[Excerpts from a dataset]
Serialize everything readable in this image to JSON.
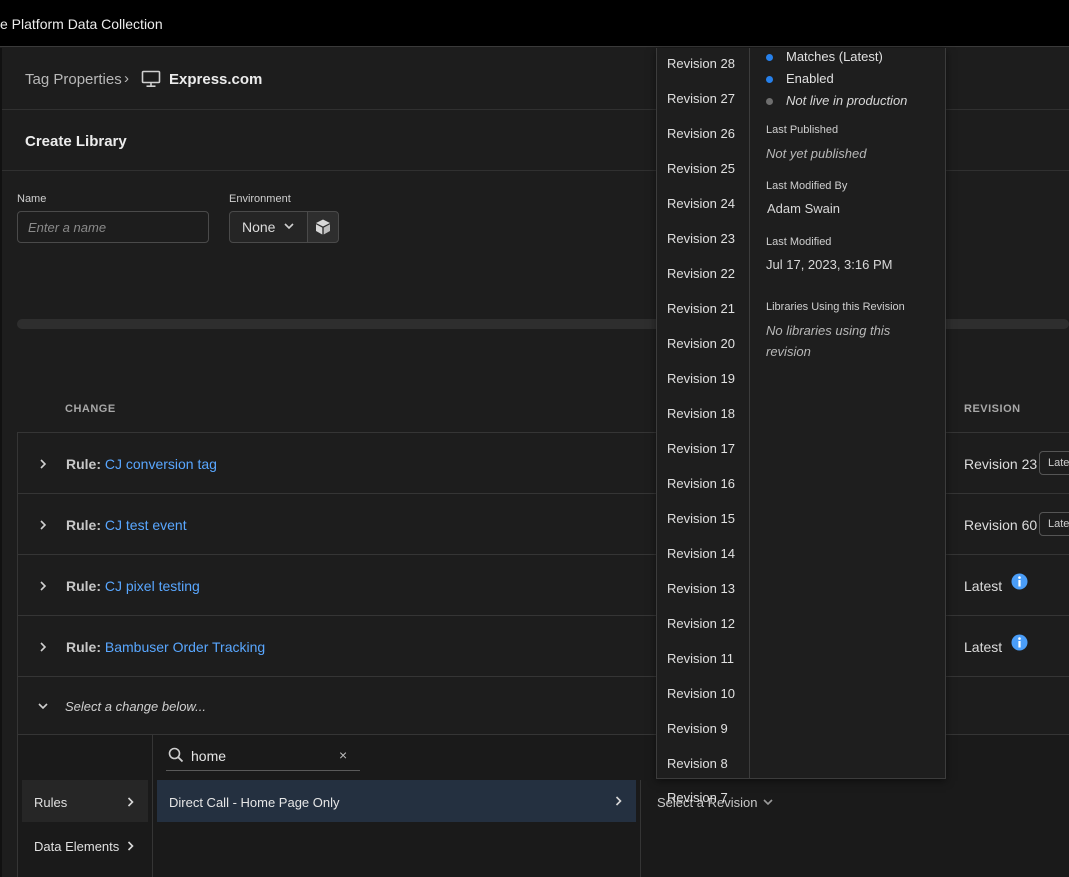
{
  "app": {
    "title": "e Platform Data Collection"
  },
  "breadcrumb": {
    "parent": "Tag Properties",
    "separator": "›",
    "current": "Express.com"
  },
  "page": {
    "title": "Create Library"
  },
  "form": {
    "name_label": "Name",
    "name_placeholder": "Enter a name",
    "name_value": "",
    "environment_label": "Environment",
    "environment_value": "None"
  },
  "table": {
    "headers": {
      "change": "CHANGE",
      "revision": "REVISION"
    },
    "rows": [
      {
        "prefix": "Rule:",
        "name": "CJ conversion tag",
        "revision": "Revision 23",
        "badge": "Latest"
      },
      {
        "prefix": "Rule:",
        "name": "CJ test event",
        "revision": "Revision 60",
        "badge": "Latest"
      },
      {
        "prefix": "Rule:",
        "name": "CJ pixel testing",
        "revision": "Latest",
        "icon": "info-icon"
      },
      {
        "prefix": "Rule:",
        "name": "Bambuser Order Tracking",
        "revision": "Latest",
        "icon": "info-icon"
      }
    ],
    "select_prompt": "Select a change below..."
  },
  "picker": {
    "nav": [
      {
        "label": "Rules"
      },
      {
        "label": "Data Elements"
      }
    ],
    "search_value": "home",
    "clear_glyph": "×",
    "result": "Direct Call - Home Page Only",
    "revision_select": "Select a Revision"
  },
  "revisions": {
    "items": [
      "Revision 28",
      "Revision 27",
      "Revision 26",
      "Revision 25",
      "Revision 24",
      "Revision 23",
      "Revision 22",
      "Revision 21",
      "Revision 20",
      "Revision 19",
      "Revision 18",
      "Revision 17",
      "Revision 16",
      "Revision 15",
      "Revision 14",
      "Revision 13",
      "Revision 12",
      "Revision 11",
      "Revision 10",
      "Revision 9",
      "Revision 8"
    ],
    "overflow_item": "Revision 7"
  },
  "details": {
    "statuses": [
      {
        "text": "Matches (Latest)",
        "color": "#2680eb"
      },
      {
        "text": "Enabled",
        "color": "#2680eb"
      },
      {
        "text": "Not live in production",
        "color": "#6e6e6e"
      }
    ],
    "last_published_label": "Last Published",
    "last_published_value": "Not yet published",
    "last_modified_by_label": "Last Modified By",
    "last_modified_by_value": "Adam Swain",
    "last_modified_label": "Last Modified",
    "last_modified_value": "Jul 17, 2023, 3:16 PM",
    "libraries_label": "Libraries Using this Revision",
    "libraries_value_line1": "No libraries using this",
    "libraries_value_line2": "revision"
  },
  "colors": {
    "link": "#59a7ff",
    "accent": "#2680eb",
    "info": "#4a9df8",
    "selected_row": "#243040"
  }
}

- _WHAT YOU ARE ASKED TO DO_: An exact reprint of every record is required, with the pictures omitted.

- _TASK RESPONSE_:
Serialize everything readable in this image to JSON.
{
  "app": {
    "title": "e Platform Data Collection"
  },
  "breadcrumb": {
    "parent": "Tag Properties",
    "separator": "›",
    "current": "Express.com"
  },
  "page": {
    "title": "Create Library"
  },
  "form": {
    "name_label": "Name",
    "name_placeholder": "Enter a name",
    "name_value": "",
    "environment_label": "Environment",
    "environment_value": "None"
  },
  "table": {
    "headers": {
      "change": "CHANGE",
      "revision": "REVISION"
    },
    "rows": [
      {
        "prefix": "Rule:",
        "name": "CJ conversion tag",
        "revision": "Revision 23",
        "badge": "Latest"
      },
      {
        "prefix": "Rule:",
        "name": "CJ test event",
        "revision": "Revision 60",
        "badge": "Latest"
      },
      {
        "prefix": "Rule:",
        "name": "CJ pixel testing",
        "revision": "Latest",
        "icon": "info-icon"
      },
      {
        "prefix": "Rule:",
        "name": "Bambuser Order Tracking",
        "revision": "Latest",
        "icon": "info-icon"
      }
    ],
    "select_prompt": "Select a change below..."
  },
  "picker": {
    "nav": [
      {
        "label": "Rules"
      },
      {
        "label": "Data Elements"
      }
    ],
    "search_value": "home",
    "clear_glyph": "×",
    "result": "Direct Call - Home Page Only",
    "revision_select": "Select a Revision"
  },
  "revisions": {
    "items": [
      "Revision 28",
      "Revision 27",
      "Revision 26",
      "Revision 25",
      "Revision 24",
      "Revision 23",
      "Revision 22",
      "Revision 21",
      "Revision 20",
      "Revision 19",
      "Revision 18",
      "Revision 17",
      "Revision 16",
      "Revision 15",
      "Revision 14",
      "Revision 13",
      "Revision 12",
      "Revision 11",
      "Revision 10",
      "Revision 9",
      "Revision 8"
    ],
    "overflow_item": "Revision 7"
  },
  "details": {
    "statuses": [
      {
        "text": "Matches (Latest)",
        "color": "#2680eb"
      },
      {
        "text": "Enabled",
        "color": "#2680eb"
      },
      {
        "text": "Not live in production",
        "color": "#6e6e6e"
      }
    ],
    "last_published_label": "Last Published",
    "last_published_value": "Not yet published",
    "last_modified_by_label": "Last Modified By",
    "last_modified_by_value": "Adam Swain",
    "last_modified_label": "Last Modified",
    "last_modified_value": "Jul 17, 2023, 3:16 PM",
    "libraries_label": "Libraries Using this Revision",
    "libraries_value_line1": "No libraries using this",
    "libraries_value_line2": "revision"
  },
  "colors": {
    "link": "#59a7ff",
    "accent": "#2680eb",
    "info": "#4a9df8",
    "selected_row": "#243040"
  }
}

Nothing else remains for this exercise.